Exercise directions. What is the number of lines below that contain the string "source"? Give it and nothing else.
=== Extracted information ===
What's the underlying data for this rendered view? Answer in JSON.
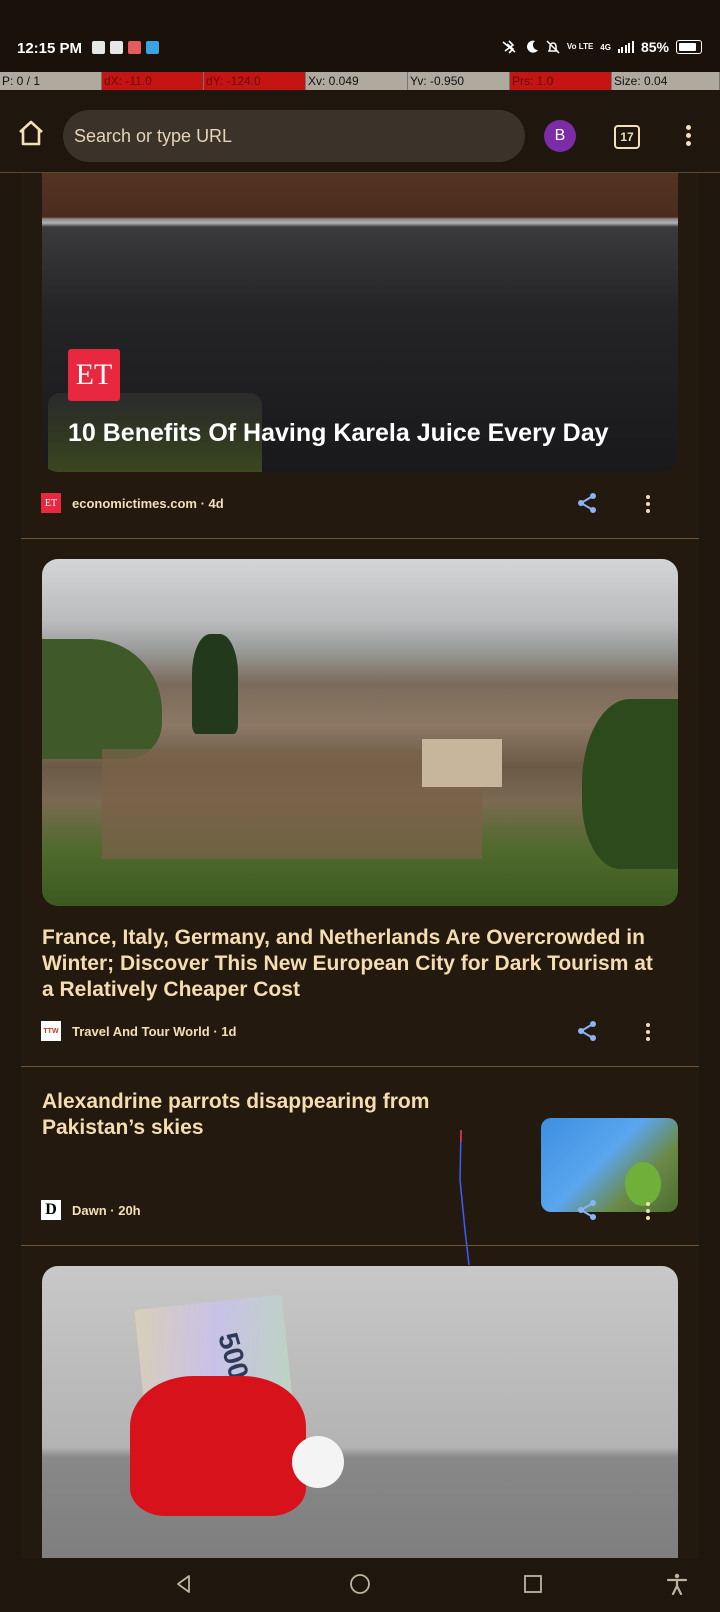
{
  "status_bar": {
    "time": "12:15 PM",
    "battery_percent": "85%",
    "network": "4G",
    "volte": "Vo LTE"
  },
  "debug_bar": {
    "cells": [
      "P: 0 / 1",
      "dX: -11.0",
      "dY: -124.0",
      "Xv: 0.049",
      "Yv: -0.950",
      "Prs: 1.0",
      "Size: 0.04"
    ]
  },
  "toolbar": {
    "url_placeholder": "Search or type URL",
    "avatar_letter": "B",
    "tab_count": "17"
  },
  "feed": {
    "articles": [
      {
        "headline": "10 Benefits Of Having Karela Juice Every Day",
        "logo_text": "ET",
        "favicon_text": "ET",
        "source": "economictimes.com · 4d"
      },
      {
        "headline": "France, Italy, Germany, and Netherlands Are Overcrowded in Winter; Discover This New European City for Dark Tourism at a Relatively Cheaper Cost",
        "favicon_text": "TTW",
        "source": "Travel And Tour World · 1d"
      },
      {
        "headline": "Alexandrine parrots disappearing from Pakistan’s skies",
        "favicon_text": "D",
        "source": "Dawn · 20h"
      },
      {
        "headline": "",
        "banknote_text": "500"
      }
    ]
  },
  "colors": {
    "background": "#1f160d",
    "text": "#f3dfb8",
    "avatar": "#7c2ca5",
    "share_icon": "#8ab4f8"
  }
}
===
Answer space. 3